Hundreds of dogs were “put to sleep” in 2018, according to research by the Greyhound Board of Great Britain (GBGB).
This was largely due to the high cost of medical treatment, absence of a “viable option away from the racecourse”, or lack of suitable homes for the dogs, the GBGB report revealed.
The revelations come as part of the board’s pledge to improve welfare standards in greyhound racing.
But animal charities argue the sport should be banned owing to the dangerous nature of the tracks, as well as the failure to properly rehome the dogs after they retire.
Trudy Baker, coordinator of charity Greyt Exploitations, said welfare commitments could not address the “suffering and deaths of thousands of dogs”.

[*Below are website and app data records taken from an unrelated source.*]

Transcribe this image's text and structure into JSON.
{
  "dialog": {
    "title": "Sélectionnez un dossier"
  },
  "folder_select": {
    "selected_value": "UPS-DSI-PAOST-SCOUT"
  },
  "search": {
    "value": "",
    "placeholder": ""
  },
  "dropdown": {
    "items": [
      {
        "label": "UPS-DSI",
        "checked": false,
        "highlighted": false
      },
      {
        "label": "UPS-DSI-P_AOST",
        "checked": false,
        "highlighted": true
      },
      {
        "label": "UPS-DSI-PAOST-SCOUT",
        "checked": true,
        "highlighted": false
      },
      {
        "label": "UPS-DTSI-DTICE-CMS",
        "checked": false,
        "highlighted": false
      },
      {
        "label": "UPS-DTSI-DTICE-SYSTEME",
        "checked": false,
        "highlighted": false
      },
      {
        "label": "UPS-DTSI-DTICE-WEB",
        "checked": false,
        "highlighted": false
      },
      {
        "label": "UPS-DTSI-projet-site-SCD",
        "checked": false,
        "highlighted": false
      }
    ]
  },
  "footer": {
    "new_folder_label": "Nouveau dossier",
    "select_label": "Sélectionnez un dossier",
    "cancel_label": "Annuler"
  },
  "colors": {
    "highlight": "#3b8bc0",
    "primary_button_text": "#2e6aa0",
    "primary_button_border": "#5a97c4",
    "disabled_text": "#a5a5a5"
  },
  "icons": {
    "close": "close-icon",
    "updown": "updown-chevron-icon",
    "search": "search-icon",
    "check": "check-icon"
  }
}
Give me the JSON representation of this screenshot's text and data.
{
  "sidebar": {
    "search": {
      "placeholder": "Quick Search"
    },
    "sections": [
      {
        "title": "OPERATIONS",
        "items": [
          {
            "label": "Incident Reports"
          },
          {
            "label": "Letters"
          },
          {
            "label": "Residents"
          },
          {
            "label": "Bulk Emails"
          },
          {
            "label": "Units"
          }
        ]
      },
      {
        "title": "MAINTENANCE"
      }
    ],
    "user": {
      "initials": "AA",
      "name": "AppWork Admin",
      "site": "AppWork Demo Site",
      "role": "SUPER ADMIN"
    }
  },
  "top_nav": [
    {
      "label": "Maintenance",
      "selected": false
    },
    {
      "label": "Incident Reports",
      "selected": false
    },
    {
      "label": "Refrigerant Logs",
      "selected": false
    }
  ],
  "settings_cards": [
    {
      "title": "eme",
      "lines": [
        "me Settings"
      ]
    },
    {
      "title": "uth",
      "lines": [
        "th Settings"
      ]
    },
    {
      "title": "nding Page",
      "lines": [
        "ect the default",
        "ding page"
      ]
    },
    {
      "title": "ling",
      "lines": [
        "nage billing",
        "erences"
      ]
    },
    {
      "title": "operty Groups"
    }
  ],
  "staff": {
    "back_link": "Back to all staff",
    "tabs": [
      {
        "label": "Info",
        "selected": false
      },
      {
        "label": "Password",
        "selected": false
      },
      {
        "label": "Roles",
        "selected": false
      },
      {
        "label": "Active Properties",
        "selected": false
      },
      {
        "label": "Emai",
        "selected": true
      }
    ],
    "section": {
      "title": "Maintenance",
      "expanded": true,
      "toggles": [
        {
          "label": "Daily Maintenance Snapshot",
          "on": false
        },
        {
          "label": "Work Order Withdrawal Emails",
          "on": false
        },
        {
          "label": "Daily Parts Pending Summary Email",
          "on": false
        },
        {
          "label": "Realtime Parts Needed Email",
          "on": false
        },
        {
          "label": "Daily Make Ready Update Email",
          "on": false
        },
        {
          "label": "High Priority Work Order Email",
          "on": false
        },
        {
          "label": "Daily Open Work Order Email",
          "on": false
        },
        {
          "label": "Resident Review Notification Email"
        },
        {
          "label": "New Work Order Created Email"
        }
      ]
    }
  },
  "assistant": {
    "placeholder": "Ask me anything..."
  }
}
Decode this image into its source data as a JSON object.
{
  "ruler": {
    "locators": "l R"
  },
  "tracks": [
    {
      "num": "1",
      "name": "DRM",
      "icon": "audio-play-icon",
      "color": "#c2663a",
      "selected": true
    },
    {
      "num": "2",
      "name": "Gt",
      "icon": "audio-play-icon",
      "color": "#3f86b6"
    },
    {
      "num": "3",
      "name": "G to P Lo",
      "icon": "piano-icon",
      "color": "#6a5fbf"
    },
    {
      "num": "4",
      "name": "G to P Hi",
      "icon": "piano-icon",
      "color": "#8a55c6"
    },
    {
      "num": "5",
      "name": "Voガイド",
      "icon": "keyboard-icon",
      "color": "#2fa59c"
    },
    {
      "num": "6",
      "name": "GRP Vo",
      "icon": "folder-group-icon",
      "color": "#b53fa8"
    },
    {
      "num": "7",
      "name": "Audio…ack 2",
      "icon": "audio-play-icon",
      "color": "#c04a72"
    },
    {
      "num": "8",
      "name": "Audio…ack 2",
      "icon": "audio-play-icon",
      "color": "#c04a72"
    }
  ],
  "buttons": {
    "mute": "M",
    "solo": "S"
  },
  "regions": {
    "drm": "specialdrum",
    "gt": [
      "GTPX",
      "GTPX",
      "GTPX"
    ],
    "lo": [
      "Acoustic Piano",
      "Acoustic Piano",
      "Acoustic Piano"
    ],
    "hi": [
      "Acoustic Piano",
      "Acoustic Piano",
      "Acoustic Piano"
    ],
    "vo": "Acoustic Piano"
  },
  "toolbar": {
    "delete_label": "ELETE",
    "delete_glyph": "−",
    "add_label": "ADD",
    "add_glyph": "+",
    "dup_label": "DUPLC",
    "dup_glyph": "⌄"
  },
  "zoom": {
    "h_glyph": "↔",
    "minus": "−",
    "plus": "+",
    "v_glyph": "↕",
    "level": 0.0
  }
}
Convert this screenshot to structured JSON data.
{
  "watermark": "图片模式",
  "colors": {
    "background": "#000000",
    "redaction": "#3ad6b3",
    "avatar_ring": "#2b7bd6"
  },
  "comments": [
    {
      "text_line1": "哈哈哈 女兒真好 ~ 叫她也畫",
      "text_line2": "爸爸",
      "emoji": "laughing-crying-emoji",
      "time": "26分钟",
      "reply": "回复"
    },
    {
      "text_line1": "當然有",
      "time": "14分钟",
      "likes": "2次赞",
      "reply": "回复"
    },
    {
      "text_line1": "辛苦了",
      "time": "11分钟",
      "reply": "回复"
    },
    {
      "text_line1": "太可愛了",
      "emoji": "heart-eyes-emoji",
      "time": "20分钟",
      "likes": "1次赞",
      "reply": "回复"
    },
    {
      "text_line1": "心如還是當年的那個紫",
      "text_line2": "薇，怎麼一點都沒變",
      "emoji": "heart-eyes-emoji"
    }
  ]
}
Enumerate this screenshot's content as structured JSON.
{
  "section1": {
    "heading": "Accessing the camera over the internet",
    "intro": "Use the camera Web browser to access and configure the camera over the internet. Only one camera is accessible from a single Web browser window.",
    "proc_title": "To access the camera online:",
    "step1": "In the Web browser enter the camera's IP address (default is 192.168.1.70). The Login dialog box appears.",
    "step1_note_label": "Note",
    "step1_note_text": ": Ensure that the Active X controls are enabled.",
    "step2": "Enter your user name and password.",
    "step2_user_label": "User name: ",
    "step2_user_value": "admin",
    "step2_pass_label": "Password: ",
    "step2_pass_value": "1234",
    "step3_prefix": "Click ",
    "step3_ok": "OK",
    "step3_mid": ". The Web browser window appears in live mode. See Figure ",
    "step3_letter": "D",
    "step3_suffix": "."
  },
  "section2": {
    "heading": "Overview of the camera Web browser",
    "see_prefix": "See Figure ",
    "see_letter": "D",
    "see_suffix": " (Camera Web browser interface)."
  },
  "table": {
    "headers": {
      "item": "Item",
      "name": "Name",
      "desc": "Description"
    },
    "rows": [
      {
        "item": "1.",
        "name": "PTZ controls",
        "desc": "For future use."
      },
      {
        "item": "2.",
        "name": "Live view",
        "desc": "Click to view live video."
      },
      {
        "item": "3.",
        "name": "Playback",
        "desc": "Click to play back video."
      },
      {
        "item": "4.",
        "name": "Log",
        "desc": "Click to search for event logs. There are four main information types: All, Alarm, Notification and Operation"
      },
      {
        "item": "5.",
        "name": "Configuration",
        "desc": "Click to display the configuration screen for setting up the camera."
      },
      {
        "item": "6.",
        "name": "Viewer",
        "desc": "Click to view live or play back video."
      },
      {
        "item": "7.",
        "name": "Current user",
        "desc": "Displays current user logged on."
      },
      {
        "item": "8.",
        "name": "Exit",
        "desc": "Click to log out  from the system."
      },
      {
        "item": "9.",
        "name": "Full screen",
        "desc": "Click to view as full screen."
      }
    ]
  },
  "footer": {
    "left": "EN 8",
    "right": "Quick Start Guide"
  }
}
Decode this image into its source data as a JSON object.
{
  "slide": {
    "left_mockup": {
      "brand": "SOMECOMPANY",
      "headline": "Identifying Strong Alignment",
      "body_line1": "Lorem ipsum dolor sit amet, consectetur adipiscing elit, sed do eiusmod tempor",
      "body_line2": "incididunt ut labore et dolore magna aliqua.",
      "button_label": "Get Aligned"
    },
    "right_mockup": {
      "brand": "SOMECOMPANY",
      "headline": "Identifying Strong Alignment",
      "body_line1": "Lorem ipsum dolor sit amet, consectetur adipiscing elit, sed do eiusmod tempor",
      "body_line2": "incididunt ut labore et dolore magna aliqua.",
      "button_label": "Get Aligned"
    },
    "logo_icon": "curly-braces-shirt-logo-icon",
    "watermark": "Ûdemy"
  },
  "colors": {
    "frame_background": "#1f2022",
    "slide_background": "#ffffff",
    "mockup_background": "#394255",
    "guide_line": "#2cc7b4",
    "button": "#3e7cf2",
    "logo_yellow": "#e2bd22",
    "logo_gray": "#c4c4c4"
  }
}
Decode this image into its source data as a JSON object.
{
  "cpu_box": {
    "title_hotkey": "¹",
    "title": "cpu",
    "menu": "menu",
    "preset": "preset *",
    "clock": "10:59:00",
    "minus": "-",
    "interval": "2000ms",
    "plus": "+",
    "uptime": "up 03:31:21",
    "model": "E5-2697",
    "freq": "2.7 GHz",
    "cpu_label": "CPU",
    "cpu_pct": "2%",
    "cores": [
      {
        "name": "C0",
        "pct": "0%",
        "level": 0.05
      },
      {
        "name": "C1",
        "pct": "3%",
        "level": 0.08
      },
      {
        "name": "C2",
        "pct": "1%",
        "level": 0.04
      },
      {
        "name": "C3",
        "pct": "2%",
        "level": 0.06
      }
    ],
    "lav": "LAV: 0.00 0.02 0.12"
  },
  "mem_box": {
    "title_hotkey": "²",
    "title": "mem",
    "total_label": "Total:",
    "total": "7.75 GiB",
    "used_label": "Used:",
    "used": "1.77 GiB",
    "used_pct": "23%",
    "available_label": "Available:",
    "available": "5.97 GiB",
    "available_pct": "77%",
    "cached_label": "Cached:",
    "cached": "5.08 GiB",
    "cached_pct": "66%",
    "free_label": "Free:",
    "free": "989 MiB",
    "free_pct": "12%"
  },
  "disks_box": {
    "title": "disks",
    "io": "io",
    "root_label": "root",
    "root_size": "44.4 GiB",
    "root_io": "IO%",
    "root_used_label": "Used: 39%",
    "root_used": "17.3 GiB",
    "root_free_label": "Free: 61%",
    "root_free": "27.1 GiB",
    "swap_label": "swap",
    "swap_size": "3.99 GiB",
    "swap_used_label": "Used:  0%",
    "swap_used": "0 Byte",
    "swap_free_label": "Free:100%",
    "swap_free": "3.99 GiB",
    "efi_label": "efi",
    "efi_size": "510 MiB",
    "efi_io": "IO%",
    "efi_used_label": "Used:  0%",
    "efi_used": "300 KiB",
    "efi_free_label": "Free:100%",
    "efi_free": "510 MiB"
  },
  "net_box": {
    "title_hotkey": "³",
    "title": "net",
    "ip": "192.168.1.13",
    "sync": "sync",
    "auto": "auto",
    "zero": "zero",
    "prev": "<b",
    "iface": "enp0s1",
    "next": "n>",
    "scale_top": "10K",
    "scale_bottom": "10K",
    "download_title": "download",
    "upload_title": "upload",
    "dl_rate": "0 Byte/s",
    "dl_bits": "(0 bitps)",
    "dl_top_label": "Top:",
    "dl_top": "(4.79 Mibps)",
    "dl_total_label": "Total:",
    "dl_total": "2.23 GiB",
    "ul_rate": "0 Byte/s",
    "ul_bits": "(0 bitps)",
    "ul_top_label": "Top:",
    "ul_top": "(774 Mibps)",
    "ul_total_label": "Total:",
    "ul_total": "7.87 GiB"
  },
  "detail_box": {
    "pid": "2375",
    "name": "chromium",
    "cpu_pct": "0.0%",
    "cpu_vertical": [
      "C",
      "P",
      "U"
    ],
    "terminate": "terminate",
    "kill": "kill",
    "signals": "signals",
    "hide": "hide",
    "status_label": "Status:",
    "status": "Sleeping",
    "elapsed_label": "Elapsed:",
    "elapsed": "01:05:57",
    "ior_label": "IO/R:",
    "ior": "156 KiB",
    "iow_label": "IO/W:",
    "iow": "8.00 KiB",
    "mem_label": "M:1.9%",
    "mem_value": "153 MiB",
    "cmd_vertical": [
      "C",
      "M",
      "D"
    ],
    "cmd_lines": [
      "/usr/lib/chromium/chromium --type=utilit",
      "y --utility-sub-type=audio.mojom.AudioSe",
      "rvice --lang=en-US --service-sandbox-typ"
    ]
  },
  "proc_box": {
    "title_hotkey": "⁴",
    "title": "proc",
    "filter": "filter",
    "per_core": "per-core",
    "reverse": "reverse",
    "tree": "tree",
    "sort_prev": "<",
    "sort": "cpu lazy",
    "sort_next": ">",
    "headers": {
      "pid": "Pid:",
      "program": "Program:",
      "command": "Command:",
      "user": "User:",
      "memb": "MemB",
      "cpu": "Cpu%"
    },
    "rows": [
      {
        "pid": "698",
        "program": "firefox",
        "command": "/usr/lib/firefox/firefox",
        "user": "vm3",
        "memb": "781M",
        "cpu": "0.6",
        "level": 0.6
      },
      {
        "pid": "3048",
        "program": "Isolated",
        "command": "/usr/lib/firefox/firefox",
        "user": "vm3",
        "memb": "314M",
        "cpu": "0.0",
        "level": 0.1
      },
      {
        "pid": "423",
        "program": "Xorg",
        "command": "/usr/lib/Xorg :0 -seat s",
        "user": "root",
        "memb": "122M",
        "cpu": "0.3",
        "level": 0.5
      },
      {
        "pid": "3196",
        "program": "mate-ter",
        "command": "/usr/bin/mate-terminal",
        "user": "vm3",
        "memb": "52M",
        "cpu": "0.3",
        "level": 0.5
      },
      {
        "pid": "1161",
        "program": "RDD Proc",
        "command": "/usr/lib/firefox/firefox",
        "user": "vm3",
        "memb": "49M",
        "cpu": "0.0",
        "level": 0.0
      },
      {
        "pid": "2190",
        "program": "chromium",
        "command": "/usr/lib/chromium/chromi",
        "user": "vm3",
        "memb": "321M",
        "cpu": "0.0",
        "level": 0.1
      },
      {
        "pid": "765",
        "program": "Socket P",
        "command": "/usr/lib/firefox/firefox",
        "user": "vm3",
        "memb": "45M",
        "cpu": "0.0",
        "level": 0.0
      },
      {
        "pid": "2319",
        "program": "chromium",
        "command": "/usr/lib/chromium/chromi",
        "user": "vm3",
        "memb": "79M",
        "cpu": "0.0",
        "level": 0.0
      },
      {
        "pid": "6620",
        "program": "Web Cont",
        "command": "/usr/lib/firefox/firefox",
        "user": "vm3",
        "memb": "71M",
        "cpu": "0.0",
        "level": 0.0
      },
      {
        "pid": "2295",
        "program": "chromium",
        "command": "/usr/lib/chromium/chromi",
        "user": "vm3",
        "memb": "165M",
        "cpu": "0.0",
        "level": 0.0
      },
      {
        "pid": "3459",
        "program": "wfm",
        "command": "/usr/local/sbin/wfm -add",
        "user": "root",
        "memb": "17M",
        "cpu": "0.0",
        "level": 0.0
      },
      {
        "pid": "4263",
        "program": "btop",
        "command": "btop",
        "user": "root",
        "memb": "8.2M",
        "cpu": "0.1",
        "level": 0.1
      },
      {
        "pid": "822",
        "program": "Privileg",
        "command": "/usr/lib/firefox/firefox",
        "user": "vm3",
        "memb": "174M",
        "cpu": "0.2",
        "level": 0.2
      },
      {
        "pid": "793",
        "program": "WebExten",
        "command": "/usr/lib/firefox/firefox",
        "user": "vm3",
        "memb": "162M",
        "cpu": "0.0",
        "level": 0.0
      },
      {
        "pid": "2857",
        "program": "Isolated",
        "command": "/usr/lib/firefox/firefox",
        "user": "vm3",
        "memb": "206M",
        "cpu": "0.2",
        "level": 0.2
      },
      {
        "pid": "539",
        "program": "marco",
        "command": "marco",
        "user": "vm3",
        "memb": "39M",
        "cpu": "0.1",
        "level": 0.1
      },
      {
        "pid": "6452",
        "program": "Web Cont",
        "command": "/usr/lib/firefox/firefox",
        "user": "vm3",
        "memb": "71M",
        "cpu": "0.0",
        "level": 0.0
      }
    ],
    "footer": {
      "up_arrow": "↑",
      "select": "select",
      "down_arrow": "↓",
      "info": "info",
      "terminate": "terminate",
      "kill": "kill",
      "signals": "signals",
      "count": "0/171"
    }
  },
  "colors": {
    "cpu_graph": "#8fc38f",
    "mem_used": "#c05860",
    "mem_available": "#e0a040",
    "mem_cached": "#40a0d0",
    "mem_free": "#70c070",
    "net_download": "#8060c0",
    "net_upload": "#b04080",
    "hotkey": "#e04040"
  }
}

“The truth is hundreds of dogs listed as ‘retired’ by the GBGB still remain in a commercial environment, confined to trainers’ kennels that have failed to comply with an agreed British Standard Institute specification, either used for breeding, forced to routinely donate blood or simply awaiting rehoming,” she told the Guardian.
“Hundreds more are sold or given away again for breeding, to be raced abroad or on independent tracks, or used for research and dissection.
“No amount of ineffective ‘window dressing’ welfare commitments will address the suffering and deaths of thousands of dogs racing on dangerously configured tracks,” she added.
Nearly 250 greyhounds were put to death at the racetrack last year due to injury, while scores died from “sudden death”. Another 190 were killed because they were “unsuitable for homing”.
The GBGB has announced its intention to halve the number of dogs being euthanised “within three years”, calling the deaths “avoidable and unnecessary”.
In a statement shared with the Standard, GBGB’s Managing Director Mark Bird said: “The welfare of racing greyhounds is at the heart of everything we do.
“We ensure that everyone working in the sport safeguards the health, well-being and happiness of our greyhounds."
However, he added: “The data gives us a very clear picture of where we need to be doing more.
“We have set ourselves some challenging targets to achieve over the next few years demonstrating our determination to eradicate all avoidable injuries and any unnecessary deaths.
“To achieve this, however, requires not only the commitment of everyone in the sport but also the availability of adequate and sustained funding that allows welfare to flourish.”
Commenting on the future of dog racing, animal welfare minister David Rutley said: “Transparency is key to understanding how we can improve welfare standards ... We want more greyhounds to find new homes and to enjoy a healthy retirement when they leave the sport.”
A growing number of greyhound tracks have closed in recent years, including those at Wimbledon and Towcester, Northamptonshire.
It comes as attendance at dog races has reached historic lows.